[SUPPLIED DATA Boundary: Start]
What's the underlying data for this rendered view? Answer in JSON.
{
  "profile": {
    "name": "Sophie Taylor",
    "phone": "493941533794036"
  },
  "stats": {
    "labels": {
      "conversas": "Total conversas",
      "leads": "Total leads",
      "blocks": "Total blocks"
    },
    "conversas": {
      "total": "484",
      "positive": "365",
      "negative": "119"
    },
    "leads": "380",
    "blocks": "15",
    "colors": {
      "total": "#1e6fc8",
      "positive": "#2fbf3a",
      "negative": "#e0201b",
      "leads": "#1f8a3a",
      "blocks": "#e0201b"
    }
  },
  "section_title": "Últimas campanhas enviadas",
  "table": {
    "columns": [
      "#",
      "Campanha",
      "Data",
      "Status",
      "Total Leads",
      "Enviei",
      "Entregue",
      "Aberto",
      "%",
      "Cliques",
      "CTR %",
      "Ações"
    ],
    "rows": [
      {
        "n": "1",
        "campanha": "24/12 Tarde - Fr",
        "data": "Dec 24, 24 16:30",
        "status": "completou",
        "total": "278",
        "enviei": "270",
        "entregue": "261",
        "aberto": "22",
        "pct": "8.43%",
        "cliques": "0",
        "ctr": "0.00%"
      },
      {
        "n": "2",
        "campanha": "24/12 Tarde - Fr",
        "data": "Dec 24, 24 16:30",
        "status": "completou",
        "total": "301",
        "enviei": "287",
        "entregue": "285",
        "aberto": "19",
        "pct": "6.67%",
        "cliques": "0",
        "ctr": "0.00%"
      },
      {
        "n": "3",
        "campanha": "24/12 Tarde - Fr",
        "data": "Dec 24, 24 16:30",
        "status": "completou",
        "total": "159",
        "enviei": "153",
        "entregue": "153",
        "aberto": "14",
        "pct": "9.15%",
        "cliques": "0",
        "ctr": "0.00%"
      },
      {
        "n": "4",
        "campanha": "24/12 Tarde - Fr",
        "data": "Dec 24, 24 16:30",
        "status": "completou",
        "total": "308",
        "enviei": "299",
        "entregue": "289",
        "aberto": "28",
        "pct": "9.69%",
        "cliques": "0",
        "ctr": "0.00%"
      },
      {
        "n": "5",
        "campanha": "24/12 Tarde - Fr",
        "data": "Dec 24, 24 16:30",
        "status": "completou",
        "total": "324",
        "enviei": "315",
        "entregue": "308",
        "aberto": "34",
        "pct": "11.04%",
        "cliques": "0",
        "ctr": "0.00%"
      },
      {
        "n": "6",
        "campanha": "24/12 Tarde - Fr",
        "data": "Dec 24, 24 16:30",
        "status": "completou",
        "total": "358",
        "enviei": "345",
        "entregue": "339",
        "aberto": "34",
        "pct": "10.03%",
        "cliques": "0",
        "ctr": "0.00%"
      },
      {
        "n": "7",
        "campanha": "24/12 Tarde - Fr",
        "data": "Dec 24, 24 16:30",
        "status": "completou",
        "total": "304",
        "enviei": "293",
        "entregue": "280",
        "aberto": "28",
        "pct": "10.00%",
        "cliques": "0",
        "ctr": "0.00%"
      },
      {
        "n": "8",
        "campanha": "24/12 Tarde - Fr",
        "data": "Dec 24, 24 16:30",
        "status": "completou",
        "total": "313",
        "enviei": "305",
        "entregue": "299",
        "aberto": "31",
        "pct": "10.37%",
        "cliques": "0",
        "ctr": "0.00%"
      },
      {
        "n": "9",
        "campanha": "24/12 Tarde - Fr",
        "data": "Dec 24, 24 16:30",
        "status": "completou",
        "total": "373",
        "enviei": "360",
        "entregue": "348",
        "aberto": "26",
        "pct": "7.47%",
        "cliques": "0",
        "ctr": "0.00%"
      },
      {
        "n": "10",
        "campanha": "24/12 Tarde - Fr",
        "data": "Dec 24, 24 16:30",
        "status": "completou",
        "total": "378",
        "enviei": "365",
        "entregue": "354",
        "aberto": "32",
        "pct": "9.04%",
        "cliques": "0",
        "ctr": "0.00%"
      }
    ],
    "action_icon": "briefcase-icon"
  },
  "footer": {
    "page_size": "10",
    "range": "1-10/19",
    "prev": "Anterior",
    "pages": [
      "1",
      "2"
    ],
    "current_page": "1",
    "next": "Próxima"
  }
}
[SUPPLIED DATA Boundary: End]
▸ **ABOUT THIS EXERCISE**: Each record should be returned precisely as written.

▸ **RESULT FOR THIS EXERCISE**:
What's the underlying data for this rendered view? Answer in JSON.
{
  "profile": {
    "name": "Sophie Taylor",
    "phone": "493941533794036"
  },
  "stats": {
    "labels": {
      "conversas": "Total conversas",
      "leads": "Total leads",
      "blocks": "Total blocks"
    },
    "conversas": {
      "total": "484",
      "positive": "365",
      "negative": "119"
    },
    "leads": "380",
    "blocks": "15",
    "colors": {
      "total": "#1e6fc8",
      "positive": "#2fbf3a",
      "negative": "#e0201b",
      "leads": "#1f8a3a",
      "blocks": "#e0201b"
    }
  },
  "section_title": "Últimas campanhas enviadas",
  "table": {
    "columns": [
      "#",
      "Campanha",
      "Data",
      "Status",
      "Total Leads",
      "Enviei",
      "Entregue",
      "Aberto",
      "%",
      "Cliques",
      "CTR %",
      "Ações"
    ],
    "rows": [
      {
        "n": "1",
        "campanha": "24/12 Tarde - Fr",
        "data": "Dec 24, 24 16:30",
        "status": "completou",
        "total": "278",
        "enviei": "270",
        "entregue": "261",
        "aberto": "22",
        "pct": "8.43%",
        "cliques": "0",
        "ctr": "0.00%"
      },
      {
        "n": "2",
        "campanha": "24/12 Tarde - Fr",
        "data": "Dec 24, 24 16:30",
        "status": "completou",
        "total": "301",
        "enviei": "287",
        "entregue": "285",
        "aberto": "19",
        "pct": "6.67%",
        "cliques": "0",
        "ctr": "0.00%"
      },
      {
        "n": "3",
        "campanha": "24/12 Tarde - Fr",
        "data": "Dec 24, 24 16:30",
        "status": "completou",
        "total": "159",
        "enviei": "153",
        "entregue": "153",
        "aberto": "14",
        "pct": "9.15%",
        "cliques": "0",
        "ctr": "0.00%"
      },
      {
        "n": "4",
        "campanha": "24/12 Tarde - Fr",
        "data": "Dec 24, 24 16:30",
        "status": "completou",
        "total": "308",
        "enviei": "299",
        "entregue": "289",
        "aberto": "28",
        "pct": "9.69%",
        "cliques": "0",
        "ctr": "0.00%"
      },
      {
        "n": "5",
        "campanha": "24/12 Tarde - Fr",
        "data": "Dec 24, 24 16:30",
        "status": "completou",
        "total": "324",
        "enviei": "315",
        "entregue": "308",
        "aberto": "34",
        "pct": "11.04%",
        "cliques": "0",
        "ctr": "0.00%"
      },
      {
        "n": "6",
        "campanha": "24/12 Tarde - Fr",
        "data": "Dec 24, 24 16:30",
        "status": "completou",
        "total": "358",
        "enviei": "345",
        "entregue": "339",
        "aberto": "34",
        "pct": "10.03%",
        "cliques": "0",
        "ctr": "0.00%"
      },
      {
        "n": "7",
        "campanha": "24/12 Tarde - Fr",
        "data": "Dec 24, 24 16:30",
        "status": "completou",
        "total": "304",
        "enviei": "293",
        "entregue": "280",
        "aberto": "28",
        "pct": "10.00%",
        "cliques": "0",
        "ctr": "0.00%"
      },
      {
        "n": "8",
        "campanha": "24/12 Tarde - Fr",
        "data": "Dec 24, 24 16:30",
        "status": "completou",
        "total": "313",
        "enviei": "305",
        "entregue": "299",
        "aberto": "31",
        "pct": "10.37%",
        "cliques": "0",
        "ctr": "0.00%"
      },
      {
        "n": "9",
        "campanha": "24/12 Tarde - Fr",
        "data": "Dec 24, 24 16:30",
        "status": "completou",
        "total": "373",
        "enviei": "360",
        "entregue": "348",
        "aberto": "26",
        "pct": "7.47%",
        "cliques": "0",
        "ctr": "0.00%"
      },
      {
        "n": "10",
        "campanha": "24/12 Tarde - Fr",
        "data": "Dec 24, 24 16:30",
        "status": "completou",
        "total": "378",
        "enviei": "365",
        "entregue": "354",
        "aberto": "32",
        "pct": "9.04%",
        "cliques": "0",
        "ctr": "0.00%"
      }
    ],
    "action_icon": "briefcase-icon"
  },
  "footer": {
    "page_size": "10",
    "range": "1-10/19",
    "prev": "Anterior",
    "pages": [
      "1",
      "2"
    ],
    "current_page": "1",
    "next": "Próxima"
  }
}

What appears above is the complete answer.